Federal regulators and law enforcement agencies don't need new laws to tamp down on the more seedy uses of bitcoin and other virtual currencies, Sen. Thomas Carper, D-Del., told CNBC on Tuesday.
"They've told us right now that we don't need more legislation," Carper said on "Squawk on the Street." "They think they have the powers they need to go after the bad stuff."
Carper, the Homeland Security and Governmental Affairs Committee chairman, told CNBC that federal agencies, from the IRS to the FBI, have assured him that they can police illicit uses of cryptocurrencies, such as money laundering or drug trafficking, through the country's current legal framework.
(Read more: Want to snag a rich guy?

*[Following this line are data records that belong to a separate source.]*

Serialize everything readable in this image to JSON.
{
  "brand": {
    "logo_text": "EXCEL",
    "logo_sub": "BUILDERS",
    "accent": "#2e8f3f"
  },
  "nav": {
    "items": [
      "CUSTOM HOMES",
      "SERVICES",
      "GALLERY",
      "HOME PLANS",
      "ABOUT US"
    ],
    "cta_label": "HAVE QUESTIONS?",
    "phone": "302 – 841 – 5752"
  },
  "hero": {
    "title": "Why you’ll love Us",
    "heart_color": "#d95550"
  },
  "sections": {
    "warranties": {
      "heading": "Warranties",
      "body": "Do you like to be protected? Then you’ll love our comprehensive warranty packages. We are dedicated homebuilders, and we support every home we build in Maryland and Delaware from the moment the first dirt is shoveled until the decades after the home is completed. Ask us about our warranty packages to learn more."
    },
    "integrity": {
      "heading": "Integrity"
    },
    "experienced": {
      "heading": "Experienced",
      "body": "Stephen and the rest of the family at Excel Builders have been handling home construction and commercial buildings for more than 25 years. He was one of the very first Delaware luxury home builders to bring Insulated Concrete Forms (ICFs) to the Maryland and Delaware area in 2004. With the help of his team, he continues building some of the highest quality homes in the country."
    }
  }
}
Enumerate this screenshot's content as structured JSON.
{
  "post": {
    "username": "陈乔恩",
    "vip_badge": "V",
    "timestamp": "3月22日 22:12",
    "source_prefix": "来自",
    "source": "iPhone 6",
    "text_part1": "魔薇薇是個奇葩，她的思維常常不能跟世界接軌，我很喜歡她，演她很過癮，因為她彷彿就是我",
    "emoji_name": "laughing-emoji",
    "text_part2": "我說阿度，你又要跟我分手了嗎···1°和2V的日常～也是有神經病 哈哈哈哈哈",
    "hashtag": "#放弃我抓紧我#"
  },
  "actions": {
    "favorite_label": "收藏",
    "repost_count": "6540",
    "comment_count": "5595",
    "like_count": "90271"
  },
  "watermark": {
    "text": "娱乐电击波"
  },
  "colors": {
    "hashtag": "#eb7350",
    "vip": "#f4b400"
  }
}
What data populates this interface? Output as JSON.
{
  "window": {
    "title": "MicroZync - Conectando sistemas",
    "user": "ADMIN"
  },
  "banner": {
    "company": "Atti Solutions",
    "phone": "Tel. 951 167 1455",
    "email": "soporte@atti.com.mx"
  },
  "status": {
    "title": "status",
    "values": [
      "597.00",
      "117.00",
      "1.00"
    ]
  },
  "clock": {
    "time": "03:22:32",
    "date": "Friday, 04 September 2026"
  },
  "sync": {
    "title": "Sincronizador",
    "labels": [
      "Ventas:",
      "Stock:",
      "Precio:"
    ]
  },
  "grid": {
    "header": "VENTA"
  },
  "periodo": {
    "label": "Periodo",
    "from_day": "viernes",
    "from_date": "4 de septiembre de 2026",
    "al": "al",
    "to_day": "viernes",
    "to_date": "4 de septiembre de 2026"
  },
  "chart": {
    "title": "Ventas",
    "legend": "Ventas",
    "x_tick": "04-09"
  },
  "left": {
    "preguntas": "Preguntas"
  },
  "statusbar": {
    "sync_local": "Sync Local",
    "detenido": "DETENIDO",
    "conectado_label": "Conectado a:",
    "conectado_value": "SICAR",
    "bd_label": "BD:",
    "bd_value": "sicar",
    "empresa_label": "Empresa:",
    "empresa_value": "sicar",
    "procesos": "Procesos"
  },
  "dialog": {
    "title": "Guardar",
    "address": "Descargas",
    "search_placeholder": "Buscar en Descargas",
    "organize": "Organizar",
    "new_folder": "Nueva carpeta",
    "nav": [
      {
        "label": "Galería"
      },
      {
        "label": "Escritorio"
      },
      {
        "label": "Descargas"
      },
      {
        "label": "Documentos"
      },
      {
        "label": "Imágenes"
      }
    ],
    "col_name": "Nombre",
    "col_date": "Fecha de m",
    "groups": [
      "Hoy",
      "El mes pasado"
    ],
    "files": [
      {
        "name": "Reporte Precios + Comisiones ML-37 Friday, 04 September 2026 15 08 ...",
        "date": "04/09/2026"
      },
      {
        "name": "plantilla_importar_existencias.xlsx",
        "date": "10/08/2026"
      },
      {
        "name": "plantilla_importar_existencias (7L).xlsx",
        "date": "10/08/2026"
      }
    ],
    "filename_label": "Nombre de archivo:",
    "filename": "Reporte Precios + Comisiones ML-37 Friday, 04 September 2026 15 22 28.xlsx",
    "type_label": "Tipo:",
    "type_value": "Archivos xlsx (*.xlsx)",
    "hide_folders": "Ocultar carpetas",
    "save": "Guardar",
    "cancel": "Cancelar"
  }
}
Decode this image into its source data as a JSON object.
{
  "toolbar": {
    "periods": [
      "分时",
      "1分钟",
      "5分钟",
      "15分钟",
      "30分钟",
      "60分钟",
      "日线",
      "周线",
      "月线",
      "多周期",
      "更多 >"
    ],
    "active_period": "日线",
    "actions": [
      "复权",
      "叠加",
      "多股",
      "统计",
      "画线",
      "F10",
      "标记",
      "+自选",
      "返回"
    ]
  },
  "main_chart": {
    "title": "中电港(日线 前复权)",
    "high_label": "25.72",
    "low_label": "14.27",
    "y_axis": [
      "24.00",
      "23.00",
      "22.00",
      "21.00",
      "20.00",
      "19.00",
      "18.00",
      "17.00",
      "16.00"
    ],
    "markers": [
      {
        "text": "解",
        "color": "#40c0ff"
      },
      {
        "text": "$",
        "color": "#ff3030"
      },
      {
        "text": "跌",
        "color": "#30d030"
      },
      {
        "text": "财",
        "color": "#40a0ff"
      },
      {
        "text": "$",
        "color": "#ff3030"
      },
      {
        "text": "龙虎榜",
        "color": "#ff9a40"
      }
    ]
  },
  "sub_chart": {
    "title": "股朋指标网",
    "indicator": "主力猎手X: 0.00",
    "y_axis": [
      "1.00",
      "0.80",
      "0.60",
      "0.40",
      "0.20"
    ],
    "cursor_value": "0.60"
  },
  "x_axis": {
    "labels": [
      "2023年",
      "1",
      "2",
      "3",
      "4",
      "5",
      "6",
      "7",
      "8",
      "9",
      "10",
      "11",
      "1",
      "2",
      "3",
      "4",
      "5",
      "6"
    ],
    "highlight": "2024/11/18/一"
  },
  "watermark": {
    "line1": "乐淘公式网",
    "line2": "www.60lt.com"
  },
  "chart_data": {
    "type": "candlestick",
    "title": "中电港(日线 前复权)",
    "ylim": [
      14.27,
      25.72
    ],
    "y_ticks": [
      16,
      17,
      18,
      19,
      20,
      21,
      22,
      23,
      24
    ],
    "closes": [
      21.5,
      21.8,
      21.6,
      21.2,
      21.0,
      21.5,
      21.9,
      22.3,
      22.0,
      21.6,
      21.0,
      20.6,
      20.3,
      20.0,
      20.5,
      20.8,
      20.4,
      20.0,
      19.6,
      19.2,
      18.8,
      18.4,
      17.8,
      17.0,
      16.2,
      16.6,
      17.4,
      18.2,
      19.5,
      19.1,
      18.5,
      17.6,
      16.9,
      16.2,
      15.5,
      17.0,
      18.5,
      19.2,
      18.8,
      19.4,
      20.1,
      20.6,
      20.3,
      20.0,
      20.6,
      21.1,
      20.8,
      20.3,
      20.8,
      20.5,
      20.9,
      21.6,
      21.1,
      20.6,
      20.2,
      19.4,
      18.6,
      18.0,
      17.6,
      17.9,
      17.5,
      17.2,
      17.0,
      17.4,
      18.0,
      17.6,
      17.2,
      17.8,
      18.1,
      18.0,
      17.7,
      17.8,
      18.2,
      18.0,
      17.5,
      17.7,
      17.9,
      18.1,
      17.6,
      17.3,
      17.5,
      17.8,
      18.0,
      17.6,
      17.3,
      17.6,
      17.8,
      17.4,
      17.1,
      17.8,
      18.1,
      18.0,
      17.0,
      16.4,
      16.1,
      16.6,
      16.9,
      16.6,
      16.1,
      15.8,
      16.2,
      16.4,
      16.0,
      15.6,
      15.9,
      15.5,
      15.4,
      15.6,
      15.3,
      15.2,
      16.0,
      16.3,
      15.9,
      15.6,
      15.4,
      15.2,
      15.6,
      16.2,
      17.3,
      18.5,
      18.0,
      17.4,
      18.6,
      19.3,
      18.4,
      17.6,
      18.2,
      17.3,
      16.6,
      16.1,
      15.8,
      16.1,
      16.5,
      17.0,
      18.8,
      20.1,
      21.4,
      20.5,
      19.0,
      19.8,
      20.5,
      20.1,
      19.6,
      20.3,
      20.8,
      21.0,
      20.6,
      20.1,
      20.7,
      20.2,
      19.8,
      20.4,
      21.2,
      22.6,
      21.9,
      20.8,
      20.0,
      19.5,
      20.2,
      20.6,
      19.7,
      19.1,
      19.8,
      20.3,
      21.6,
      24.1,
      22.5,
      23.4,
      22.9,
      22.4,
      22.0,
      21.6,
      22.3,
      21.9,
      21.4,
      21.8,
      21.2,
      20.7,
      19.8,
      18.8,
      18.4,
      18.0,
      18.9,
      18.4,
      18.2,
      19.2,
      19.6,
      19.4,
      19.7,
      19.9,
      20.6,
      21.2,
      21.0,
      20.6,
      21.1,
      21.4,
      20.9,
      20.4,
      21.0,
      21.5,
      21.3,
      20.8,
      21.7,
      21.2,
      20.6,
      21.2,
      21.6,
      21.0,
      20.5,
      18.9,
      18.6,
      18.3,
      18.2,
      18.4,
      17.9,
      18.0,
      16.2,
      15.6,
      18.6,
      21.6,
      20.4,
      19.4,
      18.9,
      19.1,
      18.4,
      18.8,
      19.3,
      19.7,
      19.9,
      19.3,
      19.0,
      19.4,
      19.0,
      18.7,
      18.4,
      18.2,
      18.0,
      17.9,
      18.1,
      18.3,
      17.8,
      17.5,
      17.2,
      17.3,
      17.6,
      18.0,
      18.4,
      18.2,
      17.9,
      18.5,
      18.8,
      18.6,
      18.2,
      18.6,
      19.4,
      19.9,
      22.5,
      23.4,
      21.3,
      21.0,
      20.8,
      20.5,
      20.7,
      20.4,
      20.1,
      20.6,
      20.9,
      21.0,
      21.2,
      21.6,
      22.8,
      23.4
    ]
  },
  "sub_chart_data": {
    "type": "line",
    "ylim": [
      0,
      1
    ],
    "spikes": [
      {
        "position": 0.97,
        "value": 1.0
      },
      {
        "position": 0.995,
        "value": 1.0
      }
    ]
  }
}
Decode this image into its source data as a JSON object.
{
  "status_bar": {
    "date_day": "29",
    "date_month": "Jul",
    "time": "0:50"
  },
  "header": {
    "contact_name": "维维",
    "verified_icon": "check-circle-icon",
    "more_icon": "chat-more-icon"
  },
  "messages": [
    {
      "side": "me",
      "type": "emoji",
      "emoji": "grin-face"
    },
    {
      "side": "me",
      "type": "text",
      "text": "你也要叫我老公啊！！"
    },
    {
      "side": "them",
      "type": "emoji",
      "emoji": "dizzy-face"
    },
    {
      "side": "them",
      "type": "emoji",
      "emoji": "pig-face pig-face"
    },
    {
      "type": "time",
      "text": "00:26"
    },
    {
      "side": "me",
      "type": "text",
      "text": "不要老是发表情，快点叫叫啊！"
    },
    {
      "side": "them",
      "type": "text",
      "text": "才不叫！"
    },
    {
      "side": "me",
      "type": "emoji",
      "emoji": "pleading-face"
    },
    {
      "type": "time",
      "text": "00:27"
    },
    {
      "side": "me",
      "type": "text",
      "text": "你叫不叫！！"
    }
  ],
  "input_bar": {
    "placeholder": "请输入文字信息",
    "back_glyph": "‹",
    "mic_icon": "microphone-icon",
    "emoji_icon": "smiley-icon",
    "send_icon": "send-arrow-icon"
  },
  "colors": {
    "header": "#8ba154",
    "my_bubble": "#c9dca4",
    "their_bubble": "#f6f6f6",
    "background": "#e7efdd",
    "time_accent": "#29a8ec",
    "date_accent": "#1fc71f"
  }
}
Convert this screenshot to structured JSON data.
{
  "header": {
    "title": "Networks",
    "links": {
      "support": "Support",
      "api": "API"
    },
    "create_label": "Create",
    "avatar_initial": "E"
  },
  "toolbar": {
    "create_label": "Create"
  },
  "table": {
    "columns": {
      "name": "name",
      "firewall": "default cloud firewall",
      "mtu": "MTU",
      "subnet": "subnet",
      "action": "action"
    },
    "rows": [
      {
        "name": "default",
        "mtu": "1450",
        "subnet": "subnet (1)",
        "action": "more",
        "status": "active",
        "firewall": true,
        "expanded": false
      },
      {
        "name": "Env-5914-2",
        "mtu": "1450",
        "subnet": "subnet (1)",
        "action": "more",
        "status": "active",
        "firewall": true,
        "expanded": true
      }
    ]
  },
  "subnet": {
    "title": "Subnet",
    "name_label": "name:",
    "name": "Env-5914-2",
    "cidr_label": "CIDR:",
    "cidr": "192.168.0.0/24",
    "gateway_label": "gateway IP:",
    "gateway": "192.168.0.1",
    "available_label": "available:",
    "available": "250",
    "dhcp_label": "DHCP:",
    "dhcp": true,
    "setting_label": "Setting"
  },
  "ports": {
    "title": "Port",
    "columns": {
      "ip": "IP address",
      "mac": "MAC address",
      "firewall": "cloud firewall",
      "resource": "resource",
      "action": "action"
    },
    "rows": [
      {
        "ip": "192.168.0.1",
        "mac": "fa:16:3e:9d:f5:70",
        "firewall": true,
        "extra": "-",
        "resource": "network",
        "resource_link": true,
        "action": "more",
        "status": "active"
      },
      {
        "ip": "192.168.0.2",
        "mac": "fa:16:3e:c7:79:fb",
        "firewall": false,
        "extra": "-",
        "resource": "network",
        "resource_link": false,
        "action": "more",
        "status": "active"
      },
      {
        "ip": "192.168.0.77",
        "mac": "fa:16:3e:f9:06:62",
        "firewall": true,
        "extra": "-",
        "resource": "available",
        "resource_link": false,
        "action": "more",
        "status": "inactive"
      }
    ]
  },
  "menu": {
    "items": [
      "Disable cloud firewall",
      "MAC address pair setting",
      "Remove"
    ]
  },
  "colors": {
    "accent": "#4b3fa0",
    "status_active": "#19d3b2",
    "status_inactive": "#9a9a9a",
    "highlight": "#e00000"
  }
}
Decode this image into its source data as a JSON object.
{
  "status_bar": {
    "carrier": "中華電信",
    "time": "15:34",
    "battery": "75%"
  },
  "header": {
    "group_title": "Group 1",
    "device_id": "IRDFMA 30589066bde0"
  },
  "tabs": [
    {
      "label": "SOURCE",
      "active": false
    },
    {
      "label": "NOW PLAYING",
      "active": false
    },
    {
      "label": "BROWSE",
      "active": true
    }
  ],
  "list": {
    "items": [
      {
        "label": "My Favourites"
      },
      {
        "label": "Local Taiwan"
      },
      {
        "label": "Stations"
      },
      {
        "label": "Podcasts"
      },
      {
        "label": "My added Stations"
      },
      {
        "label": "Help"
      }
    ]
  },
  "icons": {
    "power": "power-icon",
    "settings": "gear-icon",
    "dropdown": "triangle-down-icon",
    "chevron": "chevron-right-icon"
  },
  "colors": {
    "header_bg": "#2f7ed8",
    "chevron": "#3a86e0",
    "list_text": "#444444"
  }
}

Accept bitcoins)
He likened virtual currencies to the beginning of the Internet, when the "early message on the Internet was lets not kill the baby in the cradle," Carper said.
(Read more: Overstock CEO: Why we're accepting bitcoins)
"We know there's some bad stuff that can happen through the use of virtual currencies like bitcoin, but we also know that some good things could happen," Carper said. "It can enhance transactions between buyers and sellers. It can actually help Internet and national trade."
(Read more: Buzzfeed COO: How I mined for bitcoins)
The senator's comments come several weeks after his committee held a hearing on virtual currencies such as bitcoin, introducing the new type of digital payments to the mainstream.
Since then, the U.S. has taken a markedly different approach to virtual currencies compared to China, which moved to ban banks from using bitcoin as a currency last month. Instead, U.S. regulators haven't clamped down on virtual currencies, as more and more businesses announced they'll accept the currency.
"I don't know if it will ever become a legitimate mainstream currency," Carper said. "It's not something we should ignore. We do so at our own peril. There are bad things that can happen with these virtual currencies like bitcoin. ... Meanwhile, let's see what kind of good can flow from" them.
—By CNBC's Jeff Morganteen. Follow him on Twitter at
@jmorganteen and get the latest stories from "Squawk on the Street."